Growing plants that produce food can be as simple as some containers on a deck, raised beds along a fence, or the creation of food forest guilds on a typical suburban plot. Enjoying food that came from just outside your door is a wonderful experience.
Right after adding gardens, chickens are the number one area that people consider when adding to their backyard farm, and it’s for good reason.
Have you ever popped outside to grab some eggs for breakfast? Have you enjoyed sunny orange yolks so rich that they looked like you’ve added cheese to your dish? Do you have a desire to know how the hens laying those eggs are living?
If so, then you are a great candidate for raising chickens. Whether a small coop with bantams on a covered patio or a larger coop with run out in your suburban yard, chickens are considered the gateway to all things homesteading.
Eggs are often found in homes everywhere and are some of the main ingredients in many recipes. Not only can eggs be used in myriad ways, but the eggshells, which are full of calcium, can be crushed and placed on your houseplants and outdoor plants. The hens laying the eggs provide manure that can be added to compost that, once complete, can be added to garden beds. They also go after bugs and mice, keeping your yard pest-free.
Chickens are often kept for their eggs, while some people also keep meat birds. Chickens are an easy animal to care for and bring into your home environment. However, like any pet, they are a responsibility, so it’s best to do your research before taking on the challenge of chickens.

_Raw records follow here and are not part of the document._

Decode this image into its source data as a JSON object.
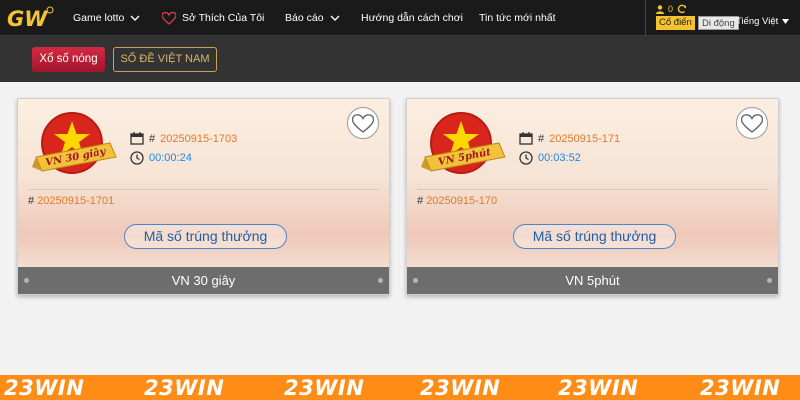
{
  "nav": {
    "items": [
      {
        "label": "Game lotto",
        "has_chevron": true
      },
      {
        "label": "Sở Thích Của Tôi",
        "icon": "heart-icon"
      },
      {
        "label": "Báo cáo",
        "has_chevron": true
      },
      {
        "label": "Hướng dẫn cách chơi"
      },
      {
        "label": "Tin tức mới nhất"
      }
    ],
    "balance": "0",
    "mode_classic": "Cổ điển",
    "mode_mobile": "Di động",
    "language": "Tiếng Việt"
  },
  "category_tabs": {
    "hot": "Xổ số nóng",
    "vn": "SỐ ĐỀ VIỆT NAM"
  },
  "cards": [
    {
      "badge_text": "VN 30 giây",
      "current_issue": "20250915-1703",
      "countdown": "00:00:24",
      "previous_issue": "20250915-1701",
      "hash": "#",
      "winning_button": "Mã số trúng thưởng",
      "footer": "VN 30 giây"
    },
    {
      "badge_text": "VN 5phút",
      "current_issue": "20250915-171",
      "countdown": "00:03:52",
      "previous_issue": "20250915-170",
      "hash": "#",
      "winning_button": "Mã số trúng thưởng",
      "footer": "VN 5phút"
    }
  ],
  "watermark": [
    "23WIN",
    "23WIN",
    "23WIN",
    "23WIN",
    "23WIN",
    "23WIN"
  ],
  "colors": {
    "accent_gold": "#f4c430",
    "hot_tab": "#c41f38",
    "issue_orange": "#e07a2e",
    "timer_blue": "#1e88e5",
    "strip_orange": "#ff8c16"
  }
}
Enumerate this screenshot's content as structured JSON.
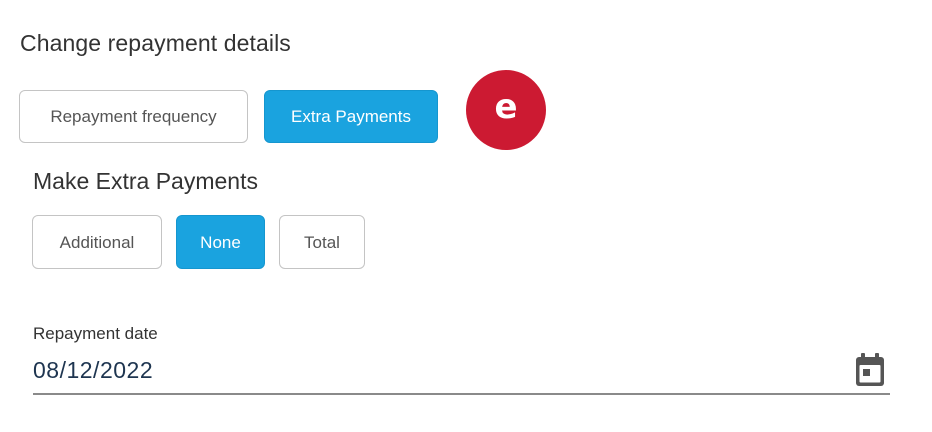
{
  "header": {
    "title": "Change repayment details"
  },
  "mode_tabs": [
    {
      "label": "Repayment frequency",
      "selected": false
    },
    {
      "label": "Extra Payments",
      "selected": true
    }
  ],
  "step_badge": {
    "letter": "e",
    "color": "#cc1a32"
  },
  "extra_payments": {
    "title": "Make Extra Payments",
    "options": [
      {
        "label": "Additional",
        "selected": false
      },
      {
        "label": "None",
        "selected": true
      },
      {
        "label": "Total",
        "selected": false
      }
    ]
  },
  "repayment_date": {
    "label": "Repayment date",
    "value": "08/12/2022",
    "icon": "calendar-icon"
  },
  "colors": {
    "accent": "#1aa3df",
    "badge": "#cc1a32",
    "border": "#c4c4c4",
    "date_text": "#1e3550"
  }
}
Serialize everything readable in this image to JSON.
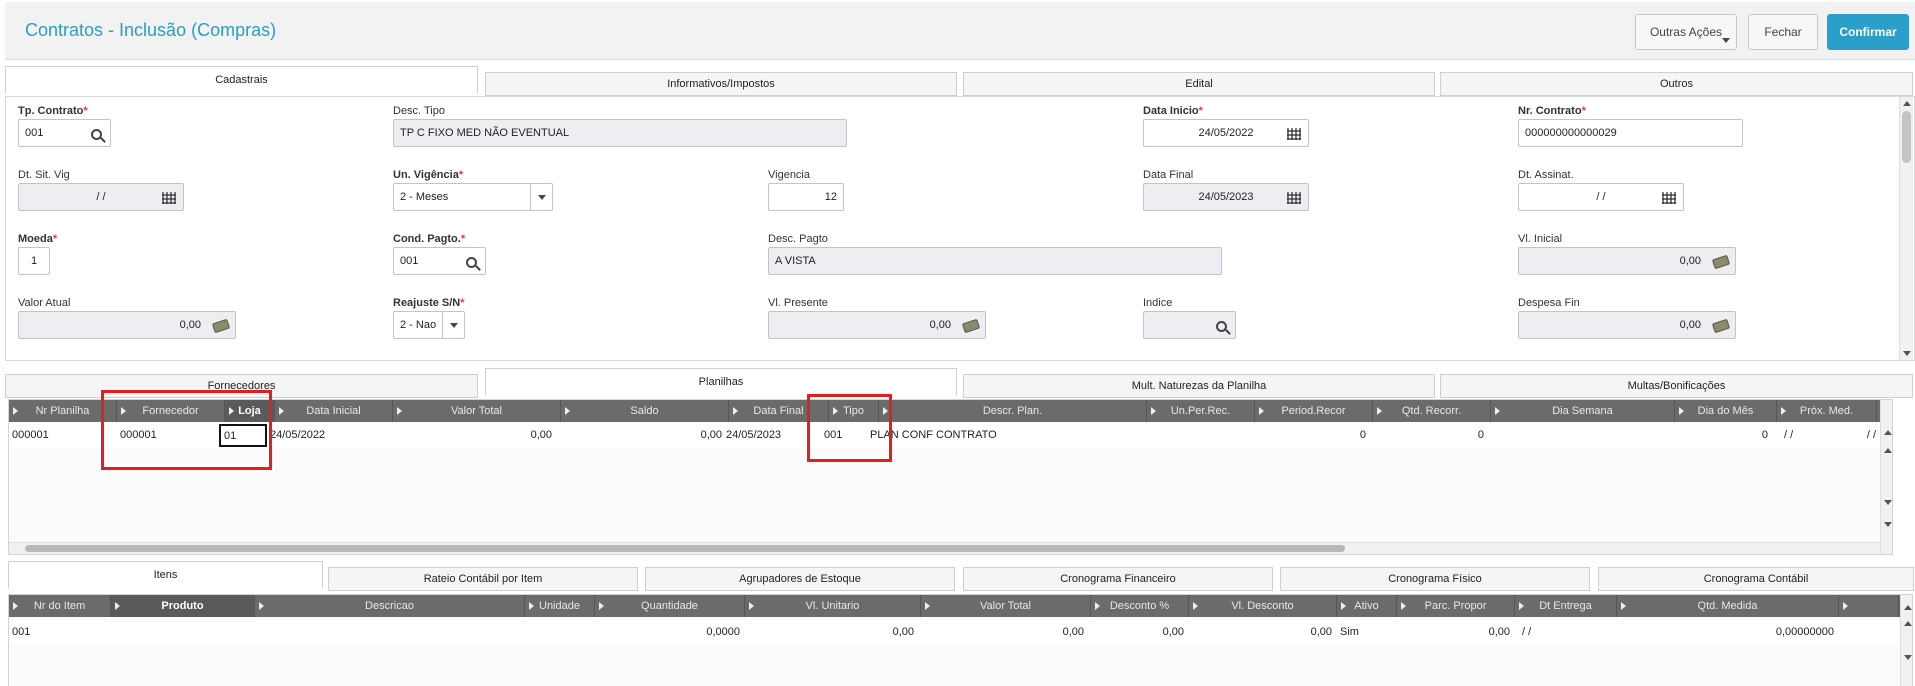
{
  "header": {
    "title": "Contratos - Inclusão (Compras)",
    "buttons": {
      "outras_acoes": "Outras Ações",
      "fechar": "Fechar",
      "confirmar": "Confirmar"
    }
  },
  "top_tabs": [
    "Cadastrais",
    "Informativos/Impostos",
    "Edital",
    "Outros"
  ],
  "form": {
    "tp_contrato": {
      "label": "Tp. Contrato",
      "value": "001"
    },
    "desc_tipo": {
      "label": "Desc. Tipo",
      "value": "TP C FIXO MED NÃO EVENTUAL"
    },
    "data_inicio": {
      "label": "Data Inicio",
      "value": "24/05/2022"
    },
    "nr_contrato": {
      "label": "Nr. Contrato",
      "value": "000000000000029"
    },
    "dt_sit_vig": {
      "label": "Dt. Sit. Vig",
      "value": "/ /"
    },
    "un_vigencia": {
      "label": "Un. Vigência",
      "value": "2 - Meses"
    },
    "vigencia": {
      "label": "Vigencia",
      "value": "12"
    },
    "data_final": {
      "label": "Data Final",
      "value": "24/05/2023"
    },
    "dt_assinat": {
      "label": "Dt. Assinat.",
      "value": "/ /"
    },
    "moeda": {
      "label": "Moeda",
      "value": "1"
    },
    "cond_pagto": {
      "label": "Cond. Pagto.",
      "value": "001"
    },
    "desc_pagto": {
      "label": "Desc. Pagto",
      "value": "A VISTA"
    },
    "vl_inicial": {
      "label": "Vl. Inicial",
      "value": "0,00"
    },
    "valor_atual": {
      "label": "Valor Atual",
      "value": "0,00"
    },
    "reajuste": {
      "label": "Reajuste S/N",
      "value": "2 - Nao"
    },
    "vl_presente": {
      "label": "Vl. Presente",
      "value": "0,00"
    },
    "indice": {
      "label": "Indice",
      "value": ""
    },
    "despesa_fin": {
      "label": "Despesa Fin",
      "value": "0,00"
    }
  },
  "mid_tabs": [
    "Fornecedores",
    "Planilhas",
    "Mult. Naturezas da Planilha",
    "Multas/Bonificações"
  ],
  "planilhas_grid": {
    "columns": [
      "Nr Planilha",
      "Fornecedor",
      "Loja",
      "Data Inicial",
      "Valor Total",
      "Saldo",
      "Data Final",
      "Tipo",
      "Descr. Plan.",
      "Un.Per.Rec.",
      "Period.Recor",
      "Qtd. Recorr.",
      "Dia Semana",
      "Dia do Mês",
      "Próx. Med."
    ],
    "row": [
      "000001",
      "000001",
      "01",
      "24/05/2022",
      "0,00",
      "0,00",
      "24/05/2023",
      "001",
      "PLAN CONF CONTRATO",
      "",
      "0",
      "0",
      "",
      "0",
      "/ /",
      "/ /"
    ]
  },
  "bottom_tabs": [
    "Itens",
    "Rateio Contábil por Item",
    "Agrupadores de Estoque",
    "Cronograma Financeiro",
    "Cronograma Físico",
    "Cronograma Contábil"
  ],
  "itens_grid": {
    "columns": [
      "Nr do Item",
      "Produto",
      "Descricao",
      "Unidade",
      "Quantidade",
      "Vl. Unitario",
      "Valor Total",
      "Desconto %",
      "Vl. Desconto",
      "Ativo",
      "Parc. Propor",
      "Dt Entrega",
      "Qtd. Medida"
    ],
    "row": [
      "001",
      "",
      "",
      "",
      "0,0000",
      "0,00",
      "0,00",
      "0,00",
      "0,00",
      "Sim",
      "0,00",
      "/ /",
      "0,00000000"
    ]
  },
  "colors": {
    "accent": "#2a9fc9",
    "highlight": "#e21f1f",
    "grid_header": "#6b6b6b"
  }
}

If you’re not up for chickens, you could consider becoming a bee guardian. Bees are an extremely important pollinator. If you don’t think you can handle all the ins and outs of being a beekeeper, you may be able to foster a hive in your yard. The beekeeper brings a hive, placing it in a designated spot, and all you really need to provide are some great flowering plants for nectar (that have not been sprayed with any chemical) and a water source. Then, when the beekeeper harvests the honey, you will receive some of the honey for allowing the hive in your yard. It’s a great way to have bees help with your garden pollination. Conversely, you could also take a class on beekeeping.
Finally, one of the best things to consider is learning about permaculture. Permaculture is a set of principles that focus on sustainable eco-systems, often around agriculture. Yet, they impact other areas of life as well.
Backyard farming has lots of potential for anyone who wants to engage more with nature and become a bit more self-sufficient. Check out your local homesteading groups or connect with others interested in backyard farming at Havensteader.

About the Author
Vikki Walton
Vikki Walton is a suburban homesteader aka the Havensteader. She has chickens, gardens, and bees and is a certified permaculture designer. She’s also the author of nonfiction books. She loves to travel, is a global house and pet sitter and, when not out in the garden or hiking in beautiful Colorado, is plotting her next mystery.

Enter the tour-wide giveaway for a chance to win a prize package including a $25 Amazon gift card (US only).